App and web page records:
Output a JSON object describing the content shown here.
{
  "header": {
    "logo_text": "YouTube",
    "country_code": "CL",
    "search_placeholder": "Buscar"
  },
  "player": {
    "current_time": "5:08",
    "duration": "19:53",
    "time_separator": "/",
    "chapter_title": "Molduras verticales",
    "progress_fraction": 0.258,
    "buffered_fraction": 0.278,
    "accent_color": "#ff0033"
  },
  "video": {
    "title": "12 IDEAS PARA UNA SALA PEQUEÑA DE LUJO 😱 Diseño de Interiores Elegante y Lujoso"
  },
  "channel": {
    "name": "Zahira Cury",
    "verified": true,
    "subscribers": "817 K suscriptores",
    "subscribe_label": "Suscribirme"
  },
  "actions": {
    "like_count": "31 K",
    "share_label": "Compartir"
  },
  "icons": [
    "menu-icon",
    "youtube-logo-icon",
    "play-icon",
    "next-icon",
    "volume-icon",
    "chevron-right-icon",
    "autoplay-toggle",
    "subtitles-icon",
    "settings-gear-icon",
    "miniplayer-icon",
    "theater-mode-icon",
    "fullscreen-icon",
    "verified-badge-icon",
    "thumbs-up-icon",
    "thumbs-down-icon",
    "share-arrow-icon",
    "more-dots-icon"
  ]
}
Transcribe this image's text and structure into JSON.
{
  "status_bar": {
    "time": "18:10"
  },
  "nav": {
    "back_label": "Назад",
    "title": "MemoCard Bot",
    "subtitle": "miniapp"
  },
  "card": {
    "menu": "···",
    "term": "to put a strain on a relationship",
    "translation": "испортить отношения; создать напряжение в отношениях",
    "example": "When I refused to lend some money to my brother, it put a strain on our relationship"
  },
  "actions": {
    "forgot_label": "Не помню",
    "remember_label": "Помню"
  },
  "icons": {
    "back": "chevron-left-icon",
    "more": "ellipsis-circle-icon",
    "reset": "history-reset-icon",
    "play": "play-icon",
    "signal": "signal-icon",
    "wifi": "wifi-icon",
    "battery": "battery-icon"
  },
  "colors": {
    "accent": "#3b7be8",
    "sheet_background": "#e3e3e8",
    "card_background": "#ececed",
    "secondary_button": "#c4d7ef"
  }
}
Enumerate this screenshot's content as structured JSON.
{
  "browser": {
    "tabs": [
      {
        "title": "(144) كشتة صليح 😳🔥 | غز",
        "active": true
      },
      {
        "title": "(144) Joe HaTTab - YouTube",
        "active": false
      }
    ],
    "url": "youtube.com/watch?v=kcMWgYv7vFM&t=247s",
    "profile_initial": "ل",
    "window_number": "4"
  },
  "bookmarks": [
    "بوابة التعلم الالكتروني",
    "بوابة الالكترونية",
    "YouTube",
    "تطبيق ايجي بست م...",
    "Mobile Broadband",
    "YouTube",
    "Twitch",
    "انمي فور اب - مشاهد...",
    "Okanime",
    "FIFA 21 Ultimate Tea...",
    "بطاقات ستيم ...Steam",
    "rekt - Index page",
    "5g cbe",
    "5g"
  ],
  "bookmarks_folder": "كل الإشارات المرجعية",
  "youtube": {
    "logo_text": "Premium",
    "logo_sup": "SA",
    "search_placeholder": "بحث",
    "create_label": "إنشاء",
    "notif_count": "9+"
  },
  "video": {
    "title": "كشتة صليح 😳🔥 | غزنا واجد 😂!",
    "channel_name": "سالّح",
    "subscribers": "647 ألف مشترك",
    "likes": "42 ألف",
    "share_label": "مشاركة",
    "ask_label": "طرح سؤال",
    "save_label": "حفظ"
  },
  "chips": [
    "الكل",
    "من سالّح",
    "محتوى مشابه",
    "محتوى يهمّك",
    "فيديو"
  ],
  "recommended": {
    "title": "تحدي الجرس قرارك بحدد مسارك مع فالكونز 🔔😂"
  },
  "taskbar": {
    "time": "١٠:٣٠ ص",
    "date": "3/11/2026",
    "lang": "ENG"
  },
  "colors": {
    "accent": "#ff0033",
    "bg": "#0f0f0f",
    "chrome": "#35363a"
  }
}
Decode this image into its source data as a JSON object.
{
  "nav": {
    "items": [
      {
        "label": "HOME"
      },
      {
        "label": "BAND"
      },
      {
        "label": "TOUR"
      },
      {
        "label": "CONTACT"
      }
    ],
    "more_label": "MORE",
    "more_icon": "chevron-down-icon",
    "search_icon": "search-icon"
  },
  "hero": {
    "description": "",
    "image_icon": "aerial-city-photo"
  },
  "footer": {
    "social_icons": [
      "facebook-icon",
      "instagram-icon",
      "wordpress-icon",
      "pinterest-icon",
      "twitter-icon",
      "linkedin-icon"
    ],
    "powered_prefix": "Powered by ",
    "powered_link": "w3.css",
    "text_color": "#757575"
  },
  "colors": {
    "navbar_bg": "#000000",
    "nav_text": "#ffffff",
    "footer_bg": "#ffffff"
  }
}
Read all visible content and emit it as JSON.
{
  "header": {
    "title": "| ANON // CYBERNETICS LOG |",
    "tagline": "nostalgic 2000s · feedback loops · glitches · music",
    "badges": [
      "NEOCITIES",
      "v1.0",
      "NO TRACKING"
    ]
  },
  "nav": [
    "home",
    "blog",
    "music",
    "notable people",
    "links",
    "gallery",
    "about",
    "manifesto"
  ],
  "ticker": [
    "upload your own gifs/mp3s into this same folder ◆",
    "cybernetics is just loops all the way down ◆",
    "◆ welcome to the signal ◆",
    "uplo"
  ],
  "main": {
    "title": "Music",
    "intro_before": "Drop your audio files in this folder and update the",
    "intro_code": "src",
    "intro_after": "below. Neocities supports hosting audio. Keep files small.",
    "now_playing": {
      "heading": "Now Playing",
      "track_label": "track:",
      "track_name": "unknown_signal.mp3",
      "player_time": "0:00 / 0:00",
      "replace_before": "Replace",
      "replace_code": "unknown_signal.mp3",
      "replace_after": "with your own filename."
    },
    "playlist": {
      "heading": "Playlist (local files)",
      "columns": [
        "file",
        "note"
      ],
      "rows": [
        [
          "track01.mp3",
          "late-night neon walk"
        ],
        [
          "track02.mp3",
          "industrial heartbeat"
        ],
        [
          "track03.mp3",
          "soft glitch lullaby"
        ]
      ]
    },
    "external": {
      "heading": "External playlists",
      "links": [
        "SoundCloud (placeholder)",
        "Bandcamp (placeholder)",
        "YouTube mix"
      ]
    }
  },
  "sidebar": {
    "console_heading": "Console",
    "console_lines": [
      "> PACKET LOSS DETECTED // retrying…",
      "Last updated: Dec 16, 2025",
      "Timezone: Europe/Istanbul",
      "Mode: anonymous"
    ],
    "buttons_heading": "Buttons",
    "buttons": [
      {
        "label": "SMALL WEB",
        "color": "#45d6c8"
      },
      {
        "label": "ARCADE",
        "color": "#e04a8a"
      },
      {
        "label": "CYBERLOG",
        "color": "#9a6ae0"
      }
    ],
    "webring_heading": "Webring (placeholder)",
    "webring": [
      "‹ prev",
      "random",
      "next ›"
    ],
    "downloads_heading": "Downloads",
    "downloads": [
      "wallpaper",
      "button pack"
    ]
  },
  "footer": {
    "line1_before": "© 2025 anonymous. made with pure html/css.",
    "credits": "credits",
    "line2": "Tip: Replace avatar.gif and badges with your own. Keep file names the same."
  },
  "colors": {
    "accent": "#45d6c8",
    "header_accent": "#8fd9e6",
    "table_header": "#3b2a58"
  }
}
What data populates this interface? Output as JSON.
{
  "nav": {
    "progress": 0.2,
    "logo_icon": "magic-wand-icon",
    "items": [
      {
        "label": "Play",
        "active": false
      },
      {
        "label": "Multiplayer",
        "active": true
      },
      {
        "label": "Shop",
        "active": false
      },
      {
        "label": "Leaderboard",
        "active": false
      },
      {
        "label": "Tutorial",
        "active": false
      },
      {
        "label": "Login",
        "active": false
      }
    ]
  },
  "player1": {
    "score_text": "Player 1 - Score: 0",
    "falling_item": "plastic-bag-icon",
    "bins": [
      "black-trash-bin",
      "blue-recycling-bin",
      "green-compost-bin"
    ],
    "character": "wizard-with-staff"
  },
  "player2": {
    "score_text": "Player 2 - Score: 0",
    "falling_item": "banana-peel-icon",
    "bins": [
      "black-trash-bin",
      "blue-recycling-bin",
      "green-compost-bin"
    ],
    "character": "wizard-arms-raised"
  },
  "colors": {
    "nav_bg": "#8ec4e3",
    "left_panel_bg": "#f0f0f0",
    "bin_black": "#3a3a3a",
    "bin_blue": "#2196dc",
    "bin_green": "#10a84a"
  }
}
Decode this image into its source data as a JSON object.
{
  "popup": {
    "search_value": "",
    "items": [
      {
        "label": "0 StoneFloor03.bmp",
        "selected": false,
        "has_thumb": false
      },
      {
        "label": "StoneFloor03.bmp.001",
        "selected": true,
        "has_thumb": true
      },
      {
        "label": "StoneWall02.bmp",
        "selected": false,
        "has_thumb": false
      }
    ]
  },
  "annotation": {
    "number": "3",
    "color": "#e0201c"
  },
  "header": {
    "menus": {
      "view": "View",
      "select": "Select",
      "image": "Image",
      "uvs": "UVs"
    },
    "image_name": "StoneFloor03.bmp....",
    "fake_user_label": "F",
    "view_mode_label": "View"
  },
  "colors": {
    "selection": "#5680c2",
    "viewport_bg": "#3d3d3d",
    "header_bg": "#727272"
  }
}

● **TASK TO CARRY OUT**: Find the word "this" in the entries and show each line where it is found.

● **COMPLETED EXERCISE**:
Transcribe this image's text and structure into JSON.
Enumerate this screenshot's content as structured JSON.
Decode this image into its source data as a JSON object.
    "upload your own gifs/mp3s into this same folder ◆",
    "intro_before": "Drop your audio files in this folder and update the",
What data populates this interface? Output as JSON.
Decode this image into its source data as a JSON object.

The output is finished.